Duncan 2013 -- The Conceptual Framework of Quantum Field Theory

 Created: 11 Jun 2013  Modified: 23 Jun 2017   BibTeX Entry   RIS Citation  Print


I’m always interested in the conceptual structure of scientific theories, because in the social sciences we’re not good at putting theory together yet. We mainly borrow and adapt, but there are reasons why a specific theory performs well in a specific discipline to explain specific phenomena. In particular, I’m interested in how physical theory combines dynamical processes (which generate change through time in system state), with constraints that winnow down the possible number of models and theories to those which actually describe the world. And how physical theories often display different observable behavior when observed at different length or time scales.

All of these are issues we face in constructing evolutionary theory for human cultural variation.

Why quantum field theory? Because field theories are useful in that they describe the summed contributions of many locally interacting processes, to observables that can be measured at points in space and time. Field theories also describe the dynamics of the entire ensemble, given those local interactions. And quantum field theories have clear mechanisms by which observational scale is incorporated into models to give “effective theories” at particular length/energy scales. So despite its mathematical complexities, QFT is an excellent paradigm of the type of formal theory structure that might be useful for us in the evolutionary social sciences. It’s worth noting that Dodd and Ferguson (2009) employed this approach to population and epidemiological models, which is what stimulated my thinking here.

Duncan’s book is unlike most QFT text in focusing specifically on the conceptual structure of the theory, rather than just teaching the models and methods, or the history of its development.
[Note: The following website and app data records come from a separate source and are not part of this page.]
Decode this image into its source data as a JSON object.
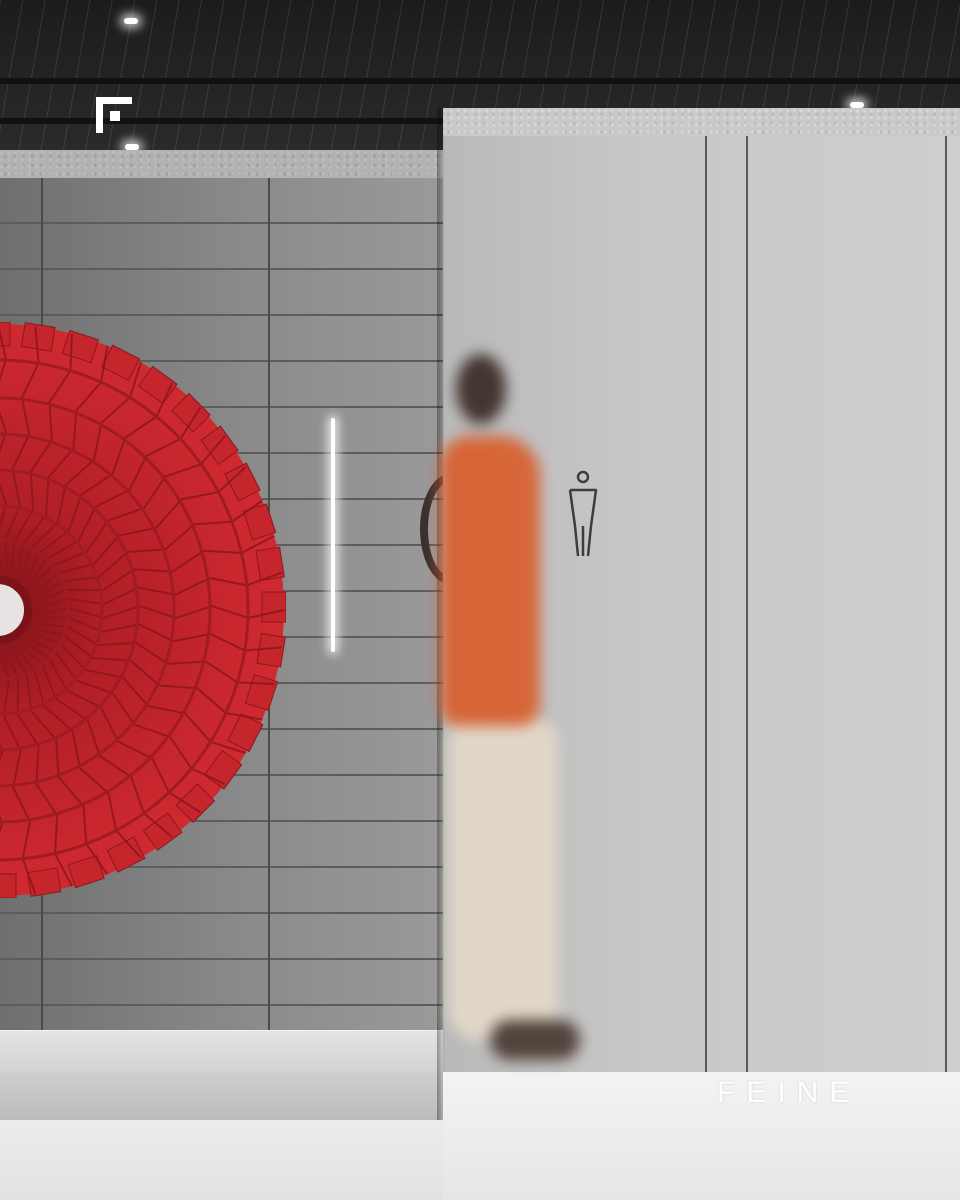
{
  "watermark": {
    "brand_text": "FEINE",
    "brand_color": "#ffffff",
    "logo_icon": "corner-bracket-logo-icon"
  },
  "scene": {
    "sculpture_color": "#c4262c",
    "person_shirt_color": "#d9602f",
    "restroom_sign_icon": "male-restroom-icon"
  }
}
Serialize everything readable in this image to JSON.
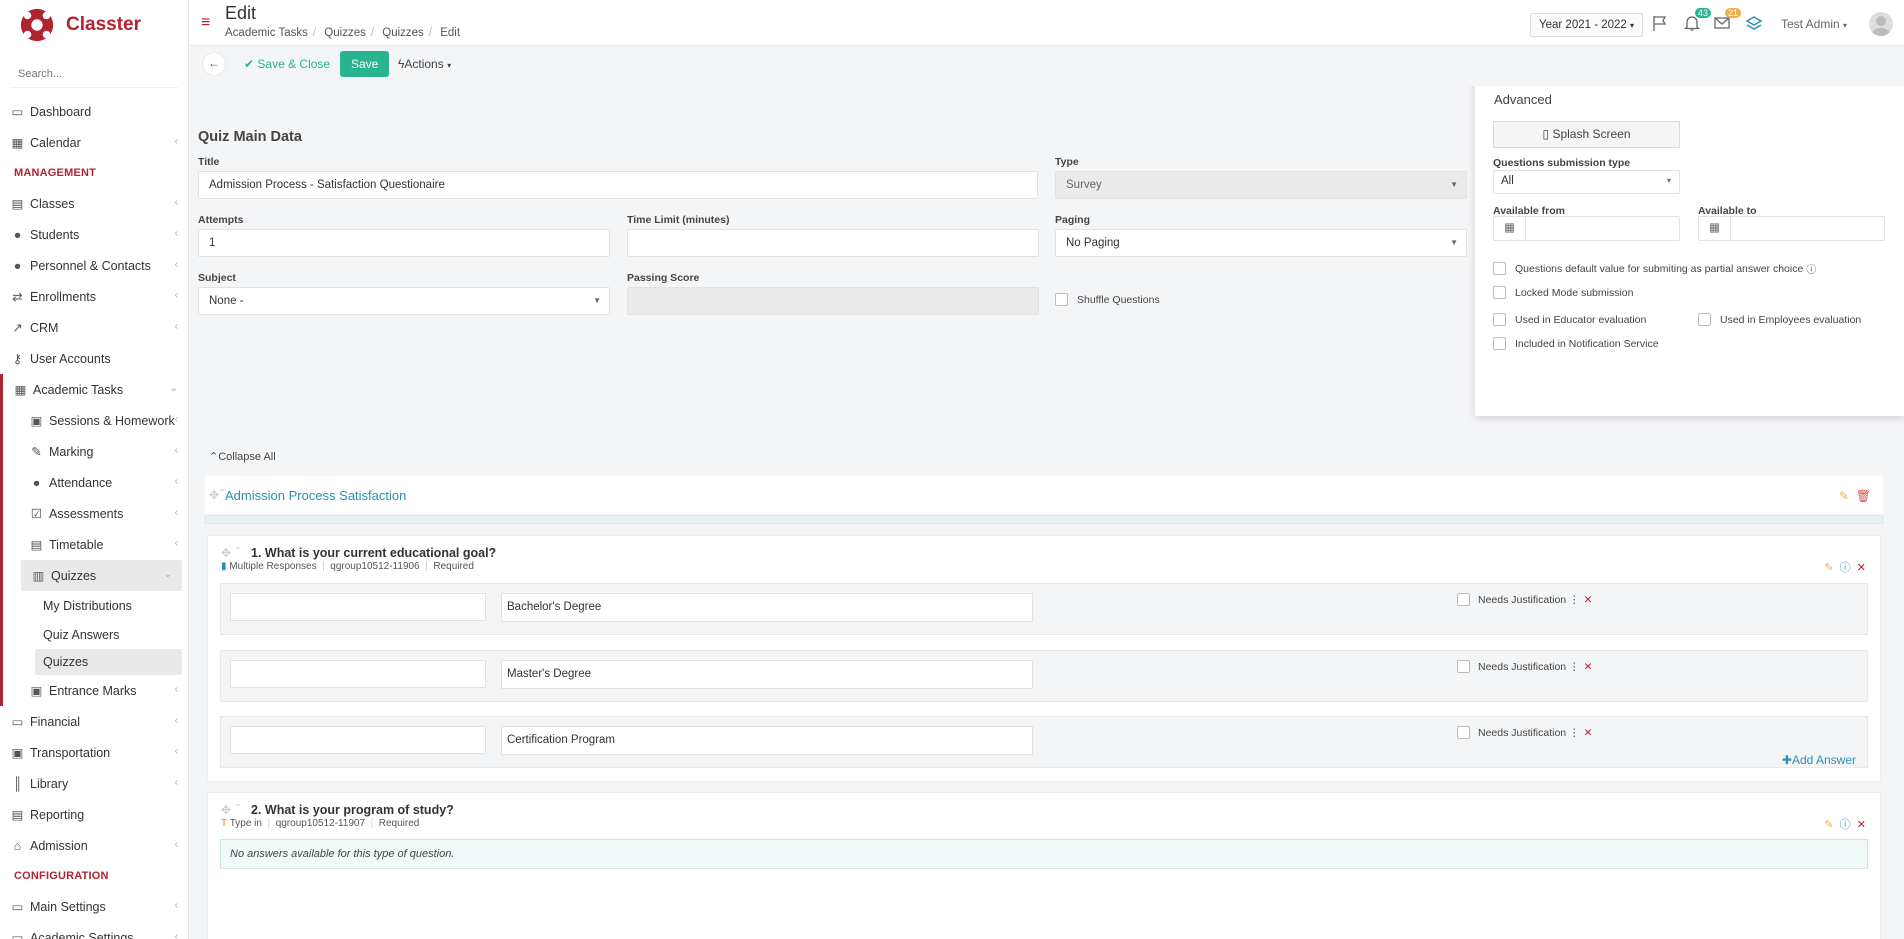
{
  "brand": {
    "name": "Classter",
    "color": "#b3232f",
    "accent": "#26b58f",
    "link": "#2b8fb4"
  },
  "sidebar": {
    "search_placeholder": "Search...",
    "items": [
      {
        "label": "Dashboard",
        "icon": "laptop-icon"
      },
      {
        "label": "Calendar",
        "icon": "calendar-icon"
      }
    ],
    "management_header": "MANAGEMENT",
    "management": [
      {
        "label": "Classes",
        "icon": "classes-icon"
      },
      {
        "label": "Students",
        "icon": "students-icon"
      },
      {
        "label": "Personnel & Contacts",
        "icon": "personnel-icon"
      },
      {
        "label": "Enrollments",
        "icon": "exchange-icon"
      },
      {
        "label": "CRM",
        "icon": "crm-icon"
      },
      {
        "label": "User Accounts",
        "icon": "key-icon"
      }
    ],
    "academic_tasks": {
      "label": "Academic Tasks",
      "children": [
        {
          "label": "Sessions & Homework"
        },
        {
          "label": "Marking"
        },
        {
          "label": "Attendance"
        },
        {
          "label": "Assessments"
        },
        {
          "label": "Timetable"
        },
        {
          "label": "Quizzes",
          "children": [
            {
              "label": "My Distributions"
            },
            {
              "label": "Quiz Answers"
            },
            {
              "label": "Quizzes"
            }
          ]
        },
        {
          "label": "Entrance Marks"
        }
      ]
    },
    "more": [
      {
        "label": "Financial"
      },
      {
        "label": "Transportation"
      },
      {
        "label": "Library"
      },
      {
        "label": "Reporting"
      },
      {
        "label": "Admission"
      }
    ],
    "configuration_header": "CONFIGURATION",
    "configuration": [
      {
        "label": "Main Settings"
      },
      {
        "label": "Academic Settings"
      }
    ]
  },
  "topbar": {
    "title": "Edit",
    "breadcrumbs": [
      "Academic Tasks",
      "Quizzes",
      "Quizzes",
      "Edit"
    ],
    "year": "Year 2021 - 2022",
    "notif_count": "43",
    "mail_count": "21",
    "user": "Test Admin"
  },
  "toolbar": {
    "save_close": "Save & Close",
    "save": "Save",
    "actions": "Actions"
  },
  "quiz": {
    "section_title": "Quiz Main Data",
    "title_label": "Title",
    "title_value": "Admission Process - Satisfaction Questionaire",
    "type_label": "Type",
    "type_value": "Survey",
    "attempts_label": "Attempts",
    "attempts_value": "1",
    "time_limit_label": "Time Limit (minutes)",
    "time_limit_value": "",
    "paging_label": "Paging",
    "paging_value": "No Paging",
    "subject_label": "Subject",
    "subject_value": "None -",
    "passing_label": "Passing Score",
    "shuffle_label": "Shuffle Questions"
  },
  "advanced": {
    "title": "Advanced",
    "splash": "Splash Screen",
    "submission_label": "Questions submission type",
    "submission_value": "All",
    "available_from": "Available from",
    "available_to": "Available to",
    "opt1": "Questions default value for submiting as partial answer choice",
    "opt2": "Locked Mode submission",
    "opt3": "Used in Educator evaluation",
    "opt4": "Used in Employees evaluation",
    "opt5": "Included in Notification Service"
  },
  "collapse_all": "Collapse All",
  "group_title": "Admission Process Satisfaction",
  "q1": {
    "title": "1. What is your current educational goal?",
    "type": "Multiple Responses",
    "code": "qgroup10512-11906",
    "required": "Required",
    "answers": [
      "Bachelor's Degree",
      "Master's Degree",
      "Certification Program"
    ],
    "nj": "Needs Justification",
    "add": "Add Answer"
  },
  "q2": {
    "title": "2. What is your program of study?",
    "type": "Type in",
    "code": "qgroup10512-11907",
    "required": "Required",
    "none": "No answers available for this type of question."
  }
}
Components of QFT

Duncan notes that QFT is a combination of three “ingredients”:

  1. Dynamical theory – in this case, quantum mechanics. Specifies how to describe the state of objects in the world, how to interpret the formalisms describing their state and changes in that state, and how state can change.
  2. Symmetries – in this case, Lorentz invariance and various gauge symmetries. The role of symmetries is to explain why some state and evolution functions are allowable in a theory, as opposed to the infinity of possible functions. The symmetries of the Poincaré group, for example, generate the plethora of field equations one actually encounters (e.g., Dirac, Klein-Gordon), and provide the ingredients for constructing “allowable” Hamiltonians for the dynamical evolution of a system.
  3. Clustering or locality – in this case, the insensitivity of local processes to distant parts of the environment. QFT follows “Einstein causality,” in which causal influence can only travel within a light cone, and thus local processes are limited, and do not have to take into account global system state for every calculation.

Clustering is both a precondition for successful experiments, since we can never measure everything about the world, and a constraint on possible models. Duncan points out that although #1 and #2 above are widely considered to be the “ingredients” of modern fundamental physics, it’s really #3 that sharpens down the possible infinity of models consistent with these (i.e., all the “unphysical” models), to a single “physical” model which agrees with experiment.
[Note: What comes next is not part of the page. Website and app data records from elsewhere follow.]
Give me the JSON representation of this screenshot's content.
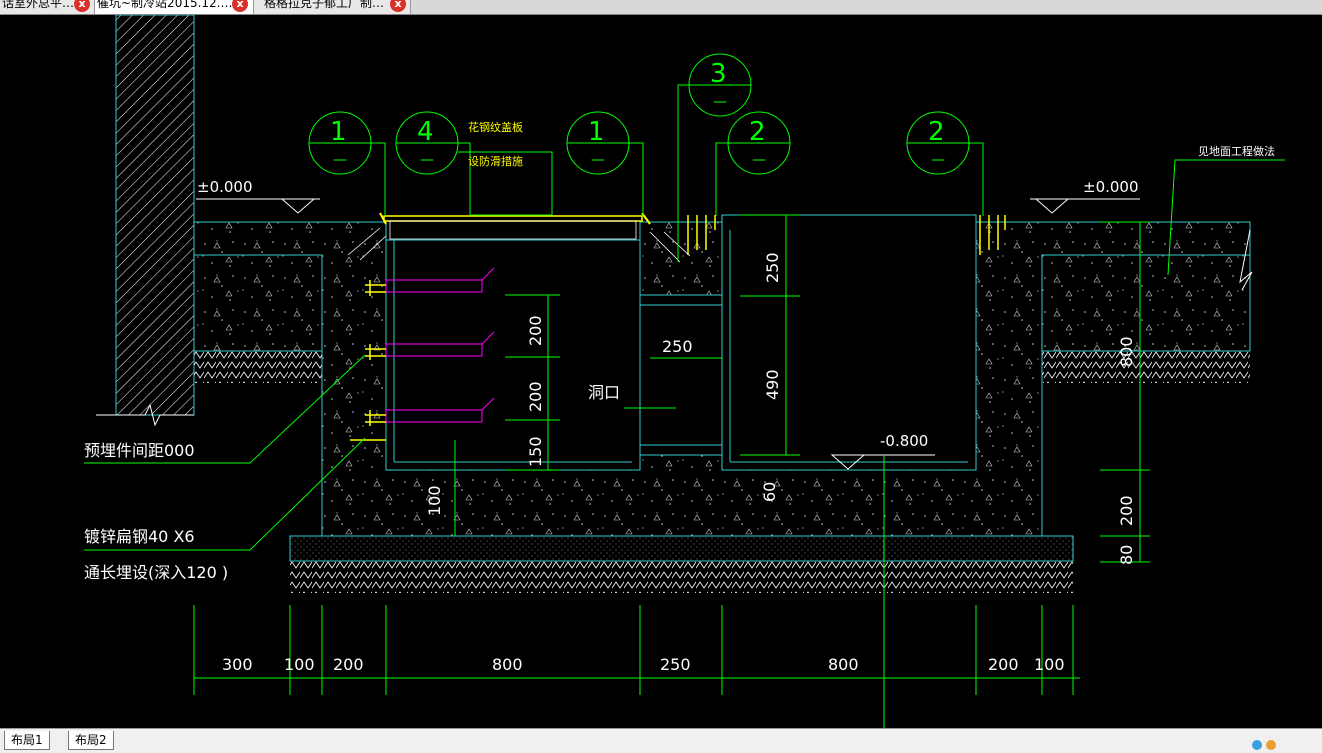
{
  "tabs": [
    {
      "label": "话室外总平…"
    },
    {
      "label": "催坑~制冷站2015.12.…"
    },
    {
      "label": "格格拉克子郁工厂制…"
    }
  ],
  "tab_close_glyph": "x",
  "layout_tabs": [
    {
      "label": "布局1"
    },
    {
      "label": "布局2"
    }
  ],
  "drawing": {
    "elev_left": "±0.000",
    "elev_right": "±0.000",
    "elev_bottom": "-0.800",
    "note_cover_1": "花钢纹盖板",
    "note_cover_2": "设防滑措施",
    "note_floor": "见地面工程做法",
    "note_embed": "预埋件间距000",
    "note_steel_1": "镀锌扁钢40  X6",
    "note_steel_2": "通长埋设(深入120 )",
    "hole_label": "洞口",
    "callouts": [
      {
        "num": "1",
        "sub": "—"
      },
      {
        "num": "4",
        "sub": "—"
      },
      {
        "num": "1",
        "sub": "—"
      },
      {
        "num": "3",
        "sub": "—"
      },
      {
        "num": "2",
        "sub": "—"
      },
      {
        "num": "2",
        "sub": "—"
      }
    ],
    "dims_bottom": [
      "300",
      "100",
      "200",
      "800",
      "250",
      "800",
      "200",
      "100"
    ],
    "dims_vertical": {
      "d250": "250",
      "d490": "490",
      "d200a": "200",
      "d200b": "200",
      "d150": "150",
      "d100": "100",
      "d60": "60",
      "d800": "800",
      "d200c": "200",
      "d80": "80"
    },
    "dim_250h": "250"
  }
}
Why am I fascinated by this – the conceptual structure of a theory very different than what we study in the evolutionary biology of culture?

Part of it lies in the obvious parallels between some of the mathematical constructs. Evolutionary theory is an n-body interacting system, even if our simplest deterministic models in undergraduate population genetics do not reveal this. Evolution displays critical behavior, phase transitions, frustration and thus spin-glass-like behavior, and can sometimes be formulated in models straight out of statistical mechanics (and increasingly is).

But the deeper reason is that simple models of evolution (and cultural transmission) are too simple – too diffusionist – to capture the richness of behavior and the structure we see in our empirical data. What we lack are constraints that give us complexity. Perhaps the ways in which we interact in realistic social networks give us symmetries that constrain how the diffusion of traits can happen. Perhaps the modular structure of cultural information, skills, and objects give us symmetries that constrain how the diffusion of traits can happen. Taken together, perhaps these two sets of symmetries break up the otherwise smooth – like concentric ripples on a pond after throwing a stone – and wave-like diffusion models, and yield instead the complex patterns we see in real populations.

Perhaps. There are certainly other ways to talk about this issue of theory structure, and those with less of a “physics fascination” than I will certainly prefer them. I find physical theory a rich source of ideas, not about content, but about the conceptual structures we might use as we get beyond the “toy models” of our early explorations and try to build increasingly realistic theory about the evolution of culture.